Sikhism is highly respected around the world for its strong value system and kindness towards humanity at large.
But the one practice that shines brightest is that of sharing food. Sikhs have always been known for organising langars, communal meals served to the hungry and the needy. These kitchens can be found at gurdwaras, temples or any place for that matter. The founder of Sikhism, Guru Nanak Dev Ji, initiated this tradition in the 15th century to spread equality.
Since then, I doubt anyone has returned hungry from a Sikh’s doorstep.
The most uplifting part of it all? A langar is open to all; irrespective of religion, caste, colour, gender or cultural background.
This has been proved once again by a Sikh community in New Jersey that has been feeding thousands of people who can't afford meals.
Through the charity event Let’s Share A Meal, initiated in 2008 by Nanak Naam Jahaj Gurudwara in Jersey City, 500 volunteers have cooked and distributed vegetarian meals to 80 locations in the States this time.
They dedicated the entire weekend to the mammoth task with deliveries extending into the week. According to the chief organiser, Onkar Singh, the event just keeps on getting better.
The fact that this event gets bigger and bigger every year is testament to the fact that there is still humanity left in people. With everything you see in the media, it’s easy to get discouraged and think what’s going to happen in the future.
Store owners also stepped forward to help and donated pasta, bread and soda for the great cause.
Onkar says that his volunteers’ relentless efforts in making sure that maximum people are fed moved him tremendously. He sees this gesture as a beacon of hope in the midst of all the hate prevalent in America today.
My message to the community is to stop trying to find the differences between one another and look beyond at our similarities. We are all humans at the end and we should all look at each other the same and help where help is needed.

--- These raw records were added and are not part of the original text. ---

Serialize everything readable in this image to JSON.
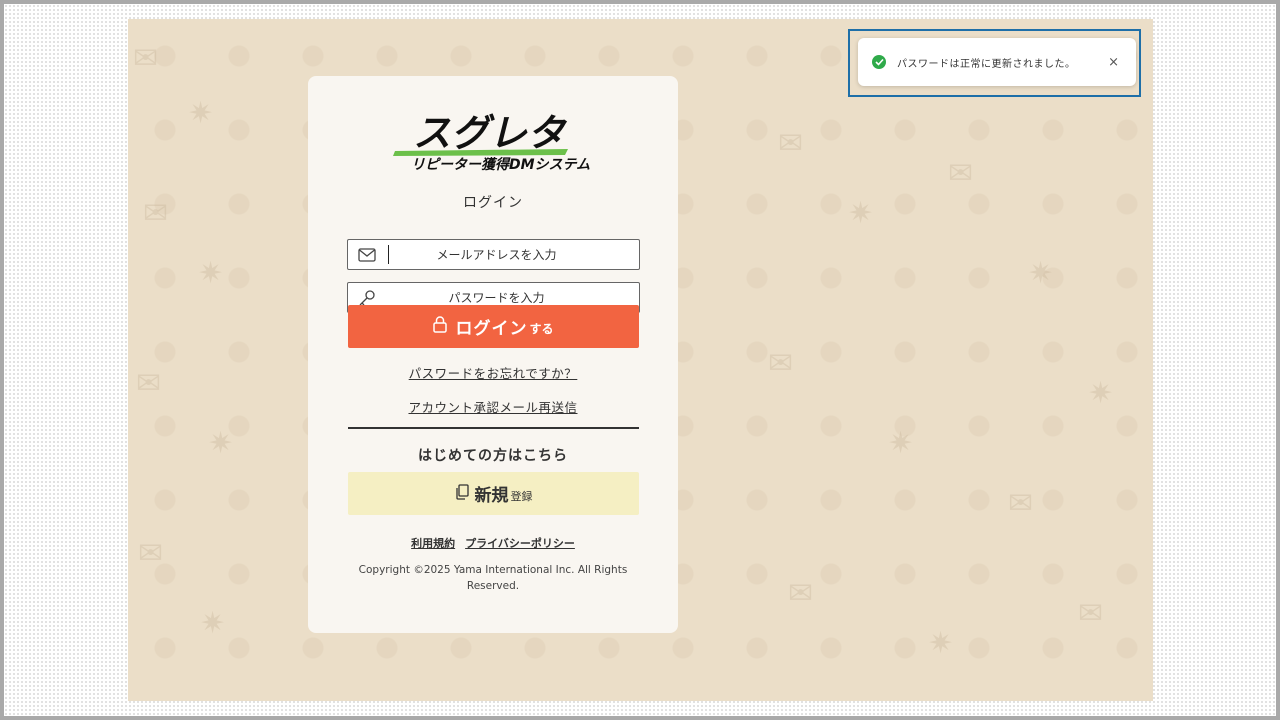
{
  "logo": {
    "brand": "スグレタ",
    "tagline": "リピーター獲得DMシステム"
  },
  "login": {
    "title": "ログイン",
    "email_placeholder": "メールアドレスを入力",
    "password_placeholder": "パスワードを入力",
    "submit_label": "ログイン",
    "submit_suffix": "する",
    "forgot_password": "パスワードをお忘れですか？",
    "resend_confirmation": "アカウント承認メール再送信"
  },
  "register": {
    "heading": "はじめての方はこちら",
    "button_label": "新規",
    "button_suffix": "登録"
  },
  "footer": {
    "terms": "利用規約",
    "privacy": "プライバシーポリシー",
    "copyright": "Copyright ©2025 Yama International Inc. All Rights Reserved."
  },
  "toast": {
    "message": "パスワードは正常に更新されました。",
    "close_symbol": "×"
  },
  "colors": {
    "login_button": "#f26441",
    "register_button": "#f5efc3",
    "background": "#ebdec8",
    "toast_success": "#2faa4a",
    "highlight_outline": "#1e6fa8"
  },
  "icons": {
    "email": "envelope-icon",
    "password": "key-icon",
    "login": "lock-icon",
    "register": "copy-icon",
    "toast_status": "check-circle-icon",
    "toast_close": "close-icon"
  }
}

Unfortunately, hate crimes against Sikhs have been on the rise since 9/11. Here’s hoping America can see and cherish these wonderful people for what they are: kind, harmonious and generous.